Memphis, 500 BC – Troop of funerary servant figures ushabtis in the name of Neferibreheb, Louvre-Lens Ushabti in the British Museum in London The ushabti (also called shabti or shawabti, with a number of variant spellings) was a funerary figurine used in ancient Egyptian religion. The Egyptological term is derived from wšbtj, which replaced earlier šwbtj, perhaps the nisba of šwꜣb "Persea tree". Ushabtis were placed in tombs among the grave goods and were intended to act as servants or minions for the deceased, should they be called upon to do manual labor in the afterlife. The figurines frequently carried a hoe on their shoulder and a basket on their backs, implying they were intended to farm for the deceased. They were usually written on by the use of hieroglyphs typically found on the legs. They carried inscriptions asserting their readiness to answer the gods' summons to work. The practice of using ushabtis originated in the Old Kingdom of Egypt (c. 2600 to 2100 BCE), with the use of life-sized reserve heads made from limestone, which were buried with the mummy.
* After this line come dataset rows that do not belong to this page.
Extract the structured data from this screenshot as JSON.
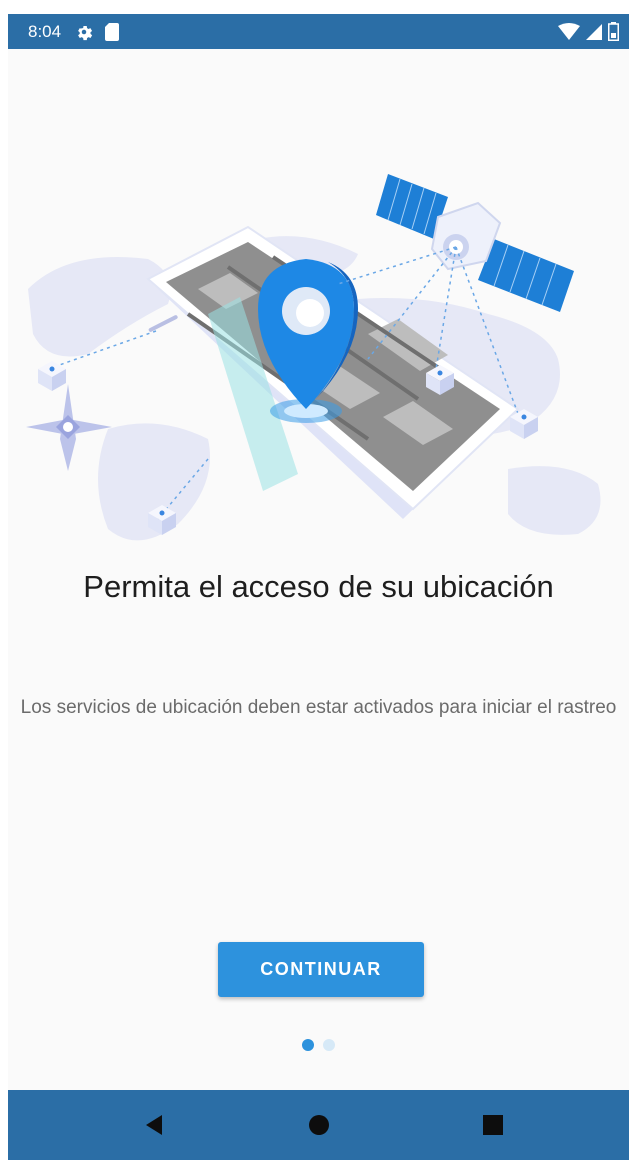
{
  "status_bar": {
    "time": "8:04",
    "icons": [
      "gear-icon",
      "sd-card-icon",
      "wifi-icon",
      "signal-icon",
      "battery-icon"
    ],
    "background": "#2b6ea6"
  },
  "illustration": {
    "subject": "phone-map-satellite-location-pin"
  },
  "onboarding": {
    "title": "Permita el acceso de su ubicación",
    "description": "Los servicios de ubicación deben estar activados para iniciar el rastreo",
    "continue_label": "CONTINUAR",
    "page_count": 2,
    "current_page": 1
  },
  "nav_bar": {
    "buttons": [
      "back-icon",
      "home-icon",
      "recents-icon"
    ],
    "background": "#2b6ea6"
  },
  "colors": {
    "accent": "#2d92dd",
    "title_text": "#1e1e1e",
    "body_text": "#6b6b6b"
  }
}
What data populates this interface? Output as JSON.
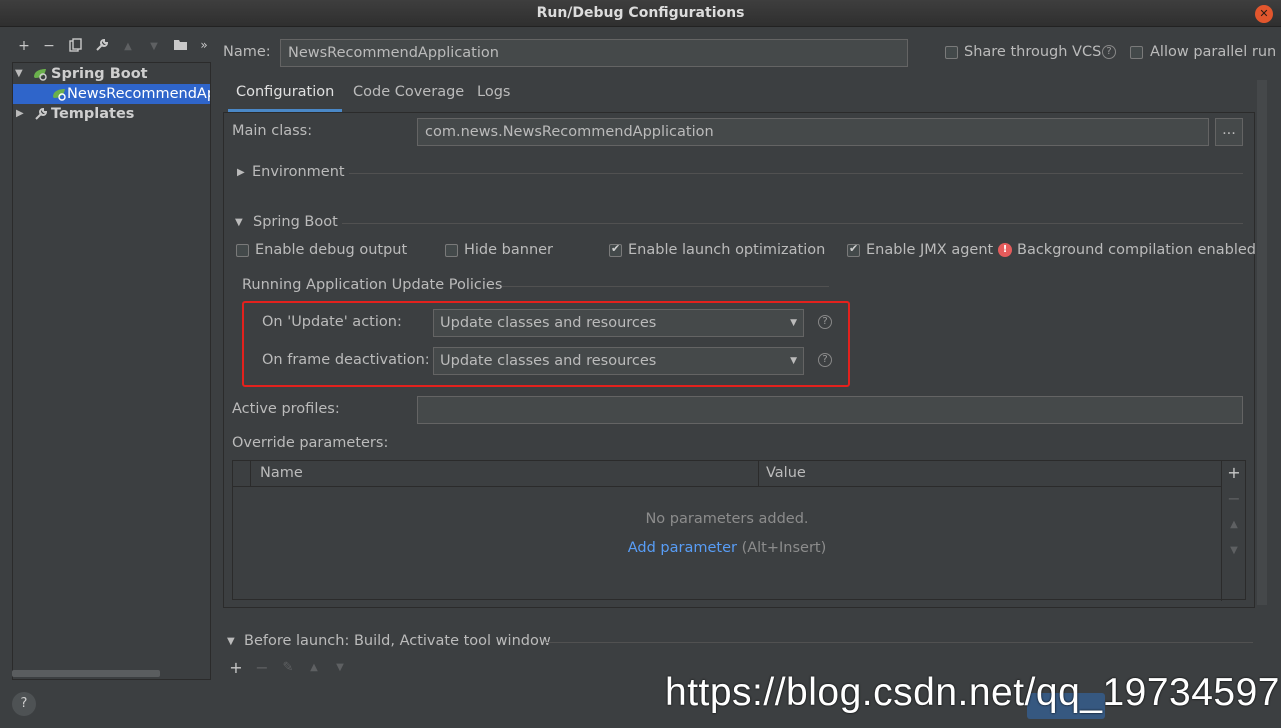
{
  "window": {
    "title": "Run/Debug Configurations"
  },
  "sidebar": {
    "items": [
      {
        "label": "Spring Boot",
        "icon": "spring-boot-icon"
      },
      {
        "label": "NewsRecommendAp",
        "icon": "spring-boot-app-icon"
      },
      {
        "label": "Templates",
        "icon": "wrench-icon"
      }
    ],
    "toolbar": [
      "+",
      "−",
      "copy",
      "wrench",
      "▲",
      "▼",
      "folder",
      "»"
    ]
  },
  "header": {
    "name_label": "Name:",
    "name_value": "NewsRecommendApplication",
    "share_vcs_label": "Share through VCS",
    "allow_parallel_label": "Allow parallel run"
  },
  "tabs": [
    {
      "label": "Configuration",
      "active": true
    },
    {
      "label": "Code Coverage",
      "active": false
    },
    {
      "label": "Logs",
      "active": false
    }
  ],
  "config": {
    "main_class_label": "Main class:",
    "main_class_value": "com.news.NewsRecommendApplication",
    "browse_label": "...",
    "environment_label": "Environment",
    "spring_boot_label": "Spring Boot",
    "enable_debug_label": "Enable debug output",
    "enable_debug_checked": false,
    "hide_banner_label": "Hide banner",
    "hide_banner_checked": false,
    "launch_opt_label": "Enable launch optimization",
    "launch_opt_checked": true,
    "jmx_label": "Enable JMX agent",
    "jmx_checked": true,
    "bg_compilation_label": "Background compilation enabled",
    "policies_label": "Running Application Update Policies",
    "on_update_label": "On 'Update' action:",
    "on_update_value": "Update classes and resources",
    "on_frame_label": "On frame deactivation:",
    "on_frame_value": "Update classes and resources",
    "active_profiles_label": "Active profiles:",
    "active_profiles_value": "",
    "override_label": "Override parameters:",
    "table": {
      "columns": [
        "Name",
        "Value"
      ],
      "empty_text": "No parameters added.",
      "add_link": "Add parameter",
      "add_shortcut": " (Alt+Insert)"
    }
  },
  "before_launch": {
    "label": "Before launch: Build, Activate tool window"
  },
  "watermark": "https://blog.csdn.net/qq_19734597",
  "colors": {
    "accent": "#2f65ca",
    "link": "#589df6",
    "highlight_box": "#e3211d",
    "warning": "#e55b5b"
  }
}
"Lady in blue", molded and gilded terracotta figurine, Louvre, Paris The Tanagra figurines were a mold-cast type of Greek terracotta figurines produced from the later fourth century BC, primarily in the Boeotian town of Tanagra. They were coated with a liquid white slip before firing and were sometimes painted afterwards in naturalistic tints with watercolors, such as the famous "Dame en Bleu" ("Lady in Blue") at the Louvre. Scholars have wondered why a rural place like Tanagra produced such fine and rather "urban" style terracotta figures. Tanagra figures depict real women — and some men and boys — in everyday costume, with familiar accessories like hats, wreaths or fans. Some character pieces may have represented stock figures from the New Comedy of Menander and other writers. Others continued an earlier tradition of molded terracotta figures used as cult images or votive objects. Typically they are about 10 to 20 centimetres high.